- **SOURCE MATERIAL**:
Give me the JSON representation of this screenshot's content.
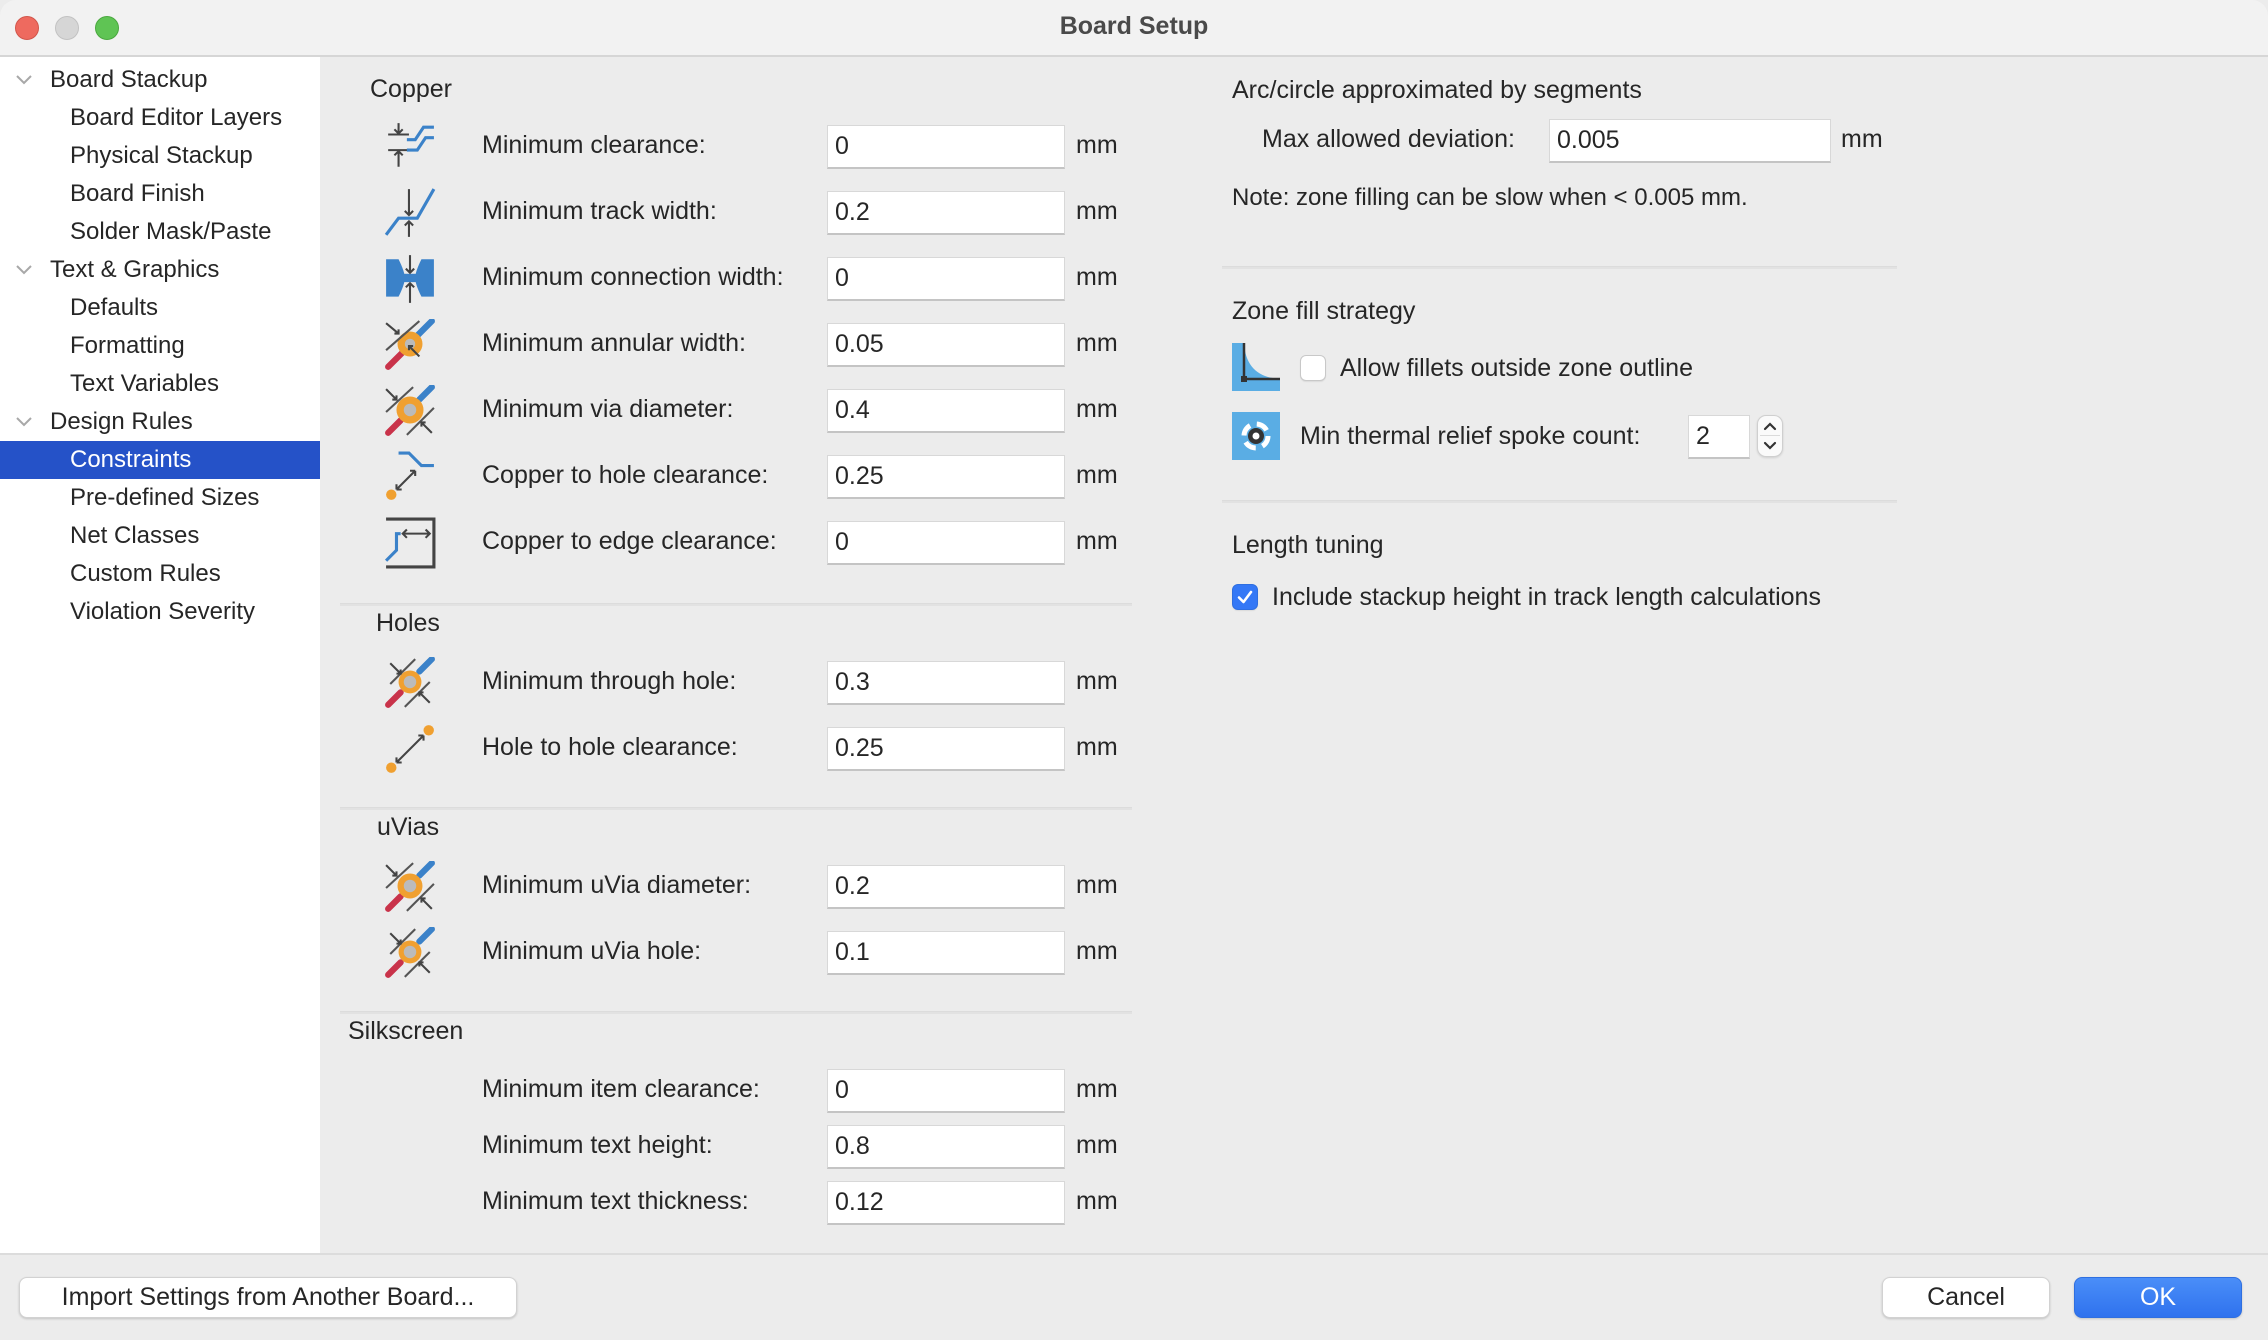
{
  "window": {
    "title": "Board Setup",
    "controls": [
      "close",
      "minimize",
      "maximize"
    ]
  },
  "sidebar": {
    "items": [
      {
        "label": "Board Stackup",
        "level": 0,
        "expanded": true
      },
      {
        "label": "Board Editor Layers",
        "level": 1
      },
      {
        "label": "Physical Stackup",
        "level": 1
      },
      {
        "label": "Board Finish",
        "level": 1
      },
      {
        "label": "Solder Mask/Paste",
        "level": 1
      },
      {
        "label": "Text & Graphics",
        "level": 0,
        "expanded": true
      },
      {
        "label": "Defaults",
        "level": 1
      },
      {
        "label": "Formatting",
        "level": 1
      },
      {
        "label": "Text Variables",
        "level": 1
      },
      {
        "label": "Design Rules",
        "level": 0,
        "expanded": true
      },
      {
        "label": "Constraints",
        "level": 1,
        "selected": true
      },
      {
        "label": "Pre-defined Sizes",
        "level": 1
      },
      {
        "label": "Net Classes",
        "level": 1
      },
      {
        "label": "Custom Rules",
        "level": 1
      },
      {
        "label": "Violation Severity",
        "level": 1
      }
    ],
    "selected_color": "#2552c8"
  },
  "constraints": {
    "copper": {
      "title": "Copper",
      "rows": [
        {
          "icon": "min-clearance-icon",
          "label": "Minimum clearance:",
          "value": "0",
          "unit": "mm"
        },
        {
          "icon": "min-track-width-icon",
          "label": "Minimum track width:",
          "value": "0.2",
          "unit": "mm"
        },
        {
          "icon": "min-connection-width-icon",
          "label": "Minimum connection width:",
          "value": "0",
          "unit": "mm"
        },
        {
          "icon": "min-annular-width-icon",
          "label": "Minimum annular width:",
          "value": "0.05",
          "unit": "mm"
        },
        {
          "icon": "min-via-diameter-icon",
          "label": "Minimum via diameter:",
          "value": "0.4",
          "unit": "mm"
        },
        {
          "icon": "copper-to-hole-icon",
          "label": "Copper to hole clearance:",
          "value": "0.25",
          "unit": "mm"
        },
        {
          "icon": "copper-to-edge-icon",
          "label": "Copper to edge clearance:",
          "value": "0",
          "unit": "mm"
        }
      ]
    },
    "holes": {
      "title": "Holes",
      "rows": [
        {
          "icon": "min-through-hole-icon",
          "label": "Minimum through hole:",
          "value": "0.3",
          "unit": "mm"
        },
        {
          "icon": "hole-to-hole-icon",
          "label": "Hole to hole clearance:",
          "value": "0.25",
          "unit": "mm"
        }
      ]
    },
    "uvias": {
      "title": "uVias",
      "rows": [
        {
          "icon": "min-uvia-diameter-icon",
          "label": "Minimum uVia diameter:",
          "value": "0.2",
          "unit": "mm"
        },
        {
          "icon": "min-uvia-hole-icon",
          "label": "Minimum uVia hole:",
          "value": "0.1",
          "unit": "mm"
        }
      ]
    },
    "silkscreen": {
      "title": "Silkscreen",
      "rows": [
        {
          "label": "Minimum item clearance:",
          "value": "0",
          "unit": "mm"
        },
        {
          "label": "Minimum text height:",
          "value": "0.8",
          "unit": "mm"
        },
        {
          "label": "Minimum text thickness:",
          "value": "0.12",
          "unit": "mm"
        }
      ]
    }
  },
  "arc": {
    "title": "Arc/circle approximated by segments",
    "label": "Max allowed deviation:",
    "value": "0.005",
    "unit": "mm",
    "note": "Note: zone filling can be slow when < 0.005 mm."
  },
  "zone_fill": {
    "title": "Zone fill strategy",
    "fillets_label": "Allow fillets outside zone outline",
    "fillets_checked": false,
    "spoke_label": "Min thermal relief spoke count:",
    "spoke_value": "2"
  },
  "length_tuning": {
    "title": "Length tuning",
    "stackup_label": "Include stackup height in track length calculations",
    "stackup_checked": true
  },
  "footer": {
    "import_label": "Import Settings from Another Board...",
    "cancel_label": "Cancel",
    "ok_label": "OK",
    "accent": "#3478f6"
  }
}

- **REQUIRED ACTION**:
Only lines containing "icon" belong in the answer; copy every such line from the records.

- **EXERCISE OUTPUT**:
          "icon": "min-clearance-icon",
          "icon": "min-track-width-icon",
          "icon": "min-connection-width-icon",
          "icon": "min-annular-width-icon",
          "icon": "min-via-diameter-icon",
          "icon": "copper-to-hole-icon",
          "icon": "copper-to-edge-icon",
          "icon": "min-through-hole-icon",
          "icon": "hole-to-hole-icon",
          "icon": "min-uvia-diameter-icon",
          "icon": "min-uvia-hole-icon",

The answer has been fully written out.